The internet company found itself in critics’ crosshairs for the second time in as many weeks Tuesday after Reuters saidYahoo built a specialized program to search the incoming emails of its hundreds of millions of customers for the U.S. government.
“Yahoo is a law-abiding company, and complies with the laws of the United States,” the company responded in the wake of the report.
While the latest claims may momentarily distract from the massive 2014 data breach revealed by Yahoo only late last month, the most recent revelations have already raised questions regarding the government’s use of secret surveillance law and the possible constitutional violations exhibited by the Reuters report.
“This is big brother on steroids and it must be stopped,” Rep. Ted Lieu, California Democrat, said in a statement.
“If true, the government’s directive to Yahoo to write a software program and search all of its customers’ incoming emails for certain content is a gross abuse of Federal power,” continued Mr. Lieu, a computer scientist who sits on the House Oversight and Government Reform’s Subcommittee on Information Technology. “Private sector companies and private citizens are not an arm of law enforcement or an extension of our intelligence agencies.”
Speaking to Ars Technica, Mr. Lieu said the government’s actions as outlined in the Reuters report are “flat out unconstitutional” and epitomizes the need to reform the Foreign Intelligence Surveillance Court, the panel that authorizes these sorts of spy orders.
“The continuing revelation of our law enforcement and these agencies violating the Constitution shows that there is a break down in oversight,” he told the tech blog. “The [Foreign Intelligence Surveillance Court] has shown repeatedly that they do not have the ability to protect the Constitution or the rights of Americans, we need another system — thank God we have freedom of the press.”

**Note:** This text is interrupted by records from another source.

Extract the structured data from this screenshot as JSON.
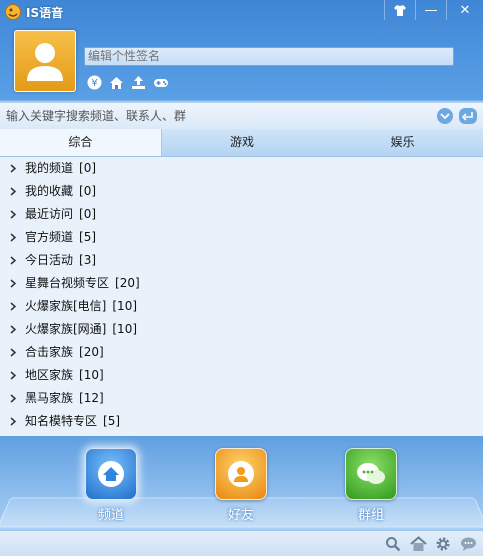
{
  "app": {
    "title": "IS语音"
  },
  "window": {
    "skin_icon": "tshirt-icon",
    "minimize": "—",
    "close": "✕"
  },
  "profile": {
    "signature_placeholder": "编辑个性签名",
    "quick_icons": [
      "yen-icon",
      "home-icon",
      "upload-icon",
      "gamepad-icon"
    ]
  },
  "search": {
    "placeholder": "输入关键字搜索频道、联系人、群"
  },
  "tabs": [
    {
      "label": "综合",
      "active": true
    },
    {
      "label": "游戏",
      "active": false
    },
    {
      "label": "娱乐",
      "active": false
    }
  ],
  "list": [
    {
      "label": "我的频道",
      "count": "[0]"
    },
    {
      "label": "我的收藏",
      "count": "[0]"
    },
    {
      "label": "最近访问",
      "count": "[0]"
    },
    {
      "label": "官方频道",
      "count": "[5]"
    },
    {
      "label": "今日活动",
      "count": "[3]"
    },
    {
      "label": "星舞台视频专区",
      "count": "[20]"
    },
    {
      "label": "火爆家族[电信]",
      "count": "[10]"
    },
    {
      "label": "火爆家族[网通]",
      "count": "[10]"
    },
    {
      "label": "合击家族",
      "count": "[20]"
    },
    {
      "label": "地区家族",
      "count": "[10]"
    },
    {
      "label": "黑马家族",
      "count": "[12]"
    },
    {
      "label": "知名模特专区",
      "count": "[5]"
    }
  ],
  "dock": [
    {
      "label": "频道",
      "icon": "home-icon",
      "color": "#2f86e0",
      "selected": true
    },
    {
      "label": "好友",
      "icon": "friend-icon",
      "color": "#f39a16",
      "selected": false
    },
    {
      "label": "群组",
      "icon": "chat-group-icon",
      "color": "#43b52a",
      "selected": false
    }
  ],
  "footer": {
    "icons": [
      "search-icon",
      "home-icon",
      "gear-icon",
      "message-icon"
    ]
  },
  "colors": {
    "accent": "#3f86d6",
    "list_bg": "#e9f2fb",
    "avatar": "#f2ad2e"
  }
}
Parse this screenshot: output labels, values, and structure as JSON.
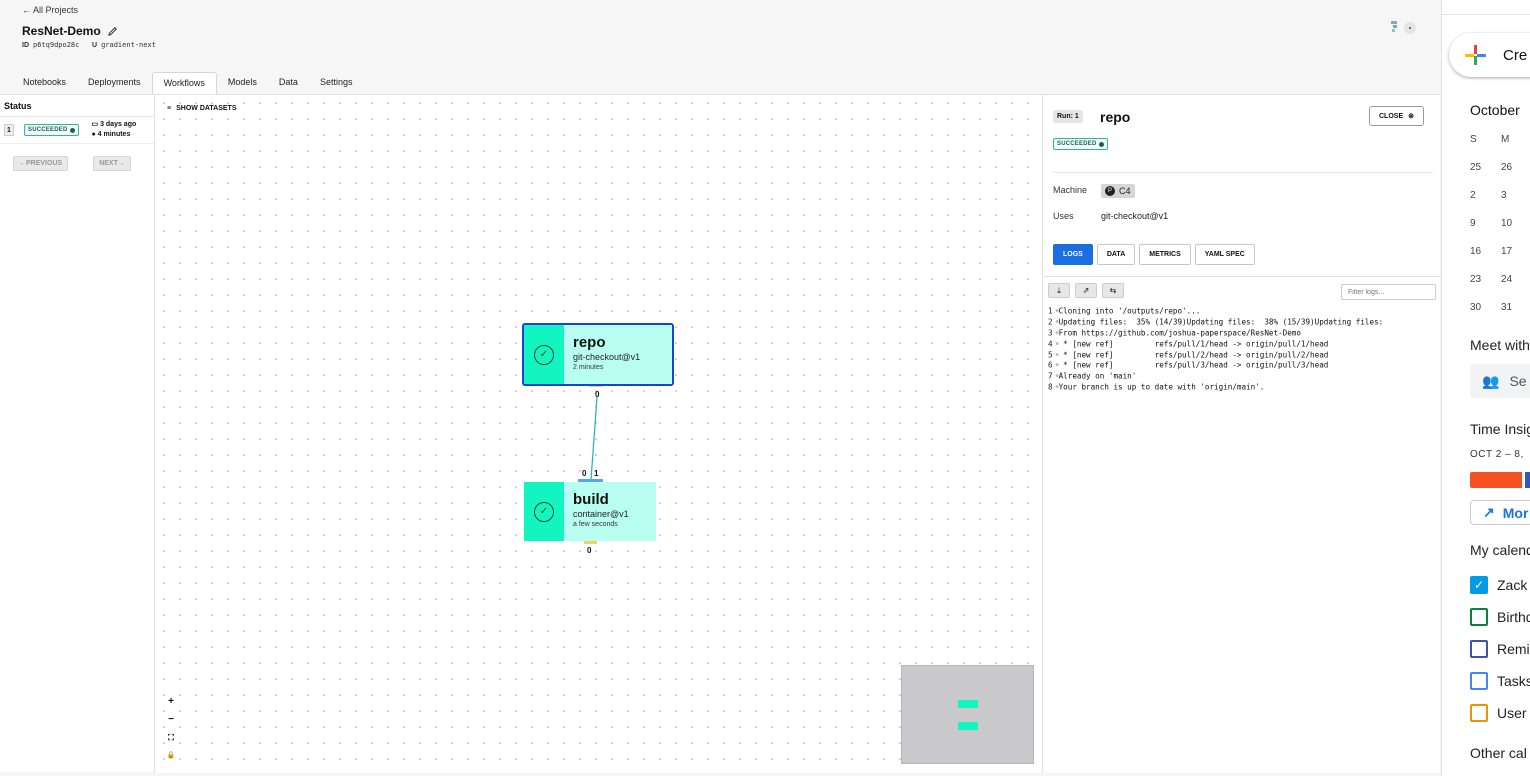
{
  "header": {
    "back_link": "← All Projects",
    "project_name": "ResNet-Demo",
    "id_label": "ID",
    "project_id": "p6tq9dpo28c",
    "user_label": "U",
    "user_name": "gradient-next"
  },
  "tabs": [
    "Notebooks",
    "Deployments",
    "Workflows",
    "Models",
    "Data",
    "Settings"
  ],
  "active_tab": "Workflows",
  "status_panel": {
    "heading": "Status",
    "runs": [
      {
        "number": "1",
        "status": "SUCCEEDED",
        "started": "3 days ago",
        "duration": "4 minutes"
      }
    ],
    "prev_label": "←PREVIOUS",
    "next_label": "NEXT→"
  },
  "canvas": {
    "show_datasets_label": "SHOW DATASETS",
    "nodes": [
      {
        "name": "repo",
        "uses": "git-checkout@v1",
        "duration": "2 minutes",
        "selected": true
      },
      {
        "name": "build",
        "uses": "container@v1",
        "duration": "a few seconds",
        "selected": false
      }
    ],
    "ports": {
      "repo_out": "0",
      "build_in_a": "0",
      "build_in_b": "1",
      "build_out": "0"
    },
    "controls": [
      "+",
      "−",
      "⛶",
      "🔒"
    ]
  },
  "detail": {
    "run_label": "Run: 1",
    "title": "repo",
    "close_label": "CLOSE",
    "status": "SUCCEEDED",
    "machine_label": "Machine",
    "machine_value": "C4",
    "uses_label": "Uses",
    "uses_value": "git-checkout@v1",
    "tabs": [
      "LOGS",
      "DATA",
      "METRICS",
      "YAML SPEC"
    ],
    "active_tab": "LOGS",
    "filter_placeholder": "Filter logs...",
    "logs": [
      {
        "n": "1",
        "text": "Cloning into '/outputs/repo'..."
      },
      {
        "n": "2",
        "text": "Updating files:  35% (14/39)Updating files:  38% (15/39)Updating files:"
      },
      {
        "n": "3",
        "text": "From https://github.com/joshua-paperspace/ResNet-Demo"
      },
      {
        "n": "4",
        "text": " * [new ref]         refs/pull/1/head -> origin/pull/1/head"
      },
      {
        "n": "5",
        "text": " * [new ref]         refs/pull/2/head -> origin/pull/2/head"
      },
      {
        "n": "6",
        "text": " * [new ref]         refs/pull/3/head -> origin/pull/3/head"
      },
      {
        "n": "7",
        "text": "Already on 'main'"
      },
      {
        "n": "8",
        "text": "Your branch is up to date with 'origin/main'."
      }
    ]
  },
  "calendar": {
    "create_label": "Cre",
    "month": "October",
    "weekdays": [
      "S",
      "M"
    ],
    "weeks": [
      [
        "25",
        "26"
      ],
      [
        "2",
        "3"
      ],
      [
        "9",
        "10"
      ],
      [
        "16",
        "17"
      ],
      [
        "23",
        "24"
      ],
      [
        "30",
        "31"
      ]
    ],
    "meet_heading": "Meet with",
    "people_search": "Se",
    "time_insights_heading": "Time Insig",
    "insights_range": "OCT 2 – 8,",
    "more_label": "Mor",
    "my_calendars_heading": "My calend",
    "my_calendars": [
      {
        "label": "Zack",
        "color": "#039be5",
        "checked": true
      },
      {
        "label": "Birthd",
        "color": "#0b8043",
        "checked": false
      },
      {
        "label": "Remin",
        "color": "#3f51b5",
        "checked": false
      },
      {
        "label": "Tasks",
        "color": "#4285f4",
        "checked": false
      },
      {
        "label": "User",
        "color": "#f09300",
        "checked": false
      }
    ],
    "other_calendars_heading": "Other cal"
  }
}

Sen. Ron Wyden, Oregon Democrat, said the Reuters report raises questions about how the government may be interpreting a provision of the Foreign Intelligence Surveillance Act (FISA), Section 702, to get away with mass spying.
“The NSA has said that it only targets individuals under Section 702 by searching for email addresses and similar identifiers,” the staunch surveillance critic told reporters Tuesday. “If that has changed, the executive branch has an obligation to notify the public.”

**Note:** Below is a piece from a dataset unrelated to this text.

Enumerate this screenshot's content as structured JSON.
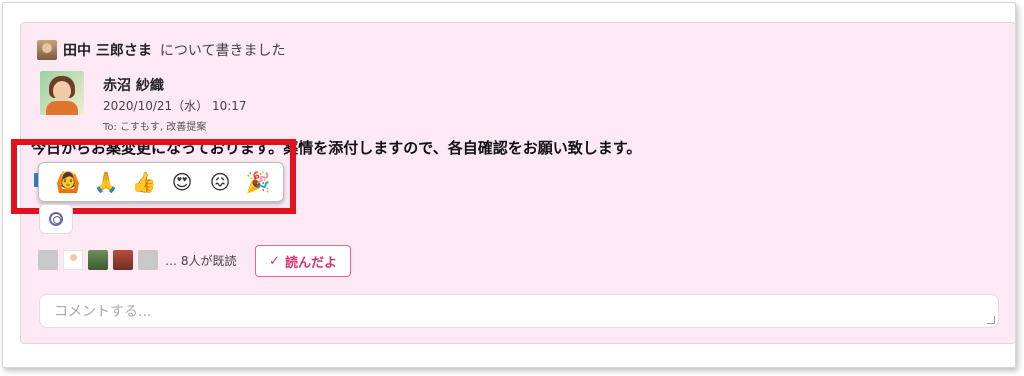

Under Section 702, U.S. investigators are allowed to collect the international communications of American citizens during the course of conducting a terrorism or other high-stakes crime probe.
Yahoo agreed to scan its users’ email after being served with a classified U.S. government directive by either the National Security Agency or FBI, Reuters reported. Either agency could have evoked FISA to obtain any content created, communicated or stored across Yahoo’s vast services, according to the company’s own previous admissions.
The NSA’s director, Navy Adm. Mike Rogers, neither confirmed nor denied the Reuters report when asked about the alleged blanket surveillance during an event Wednesday, an NBC News journalist tweeted.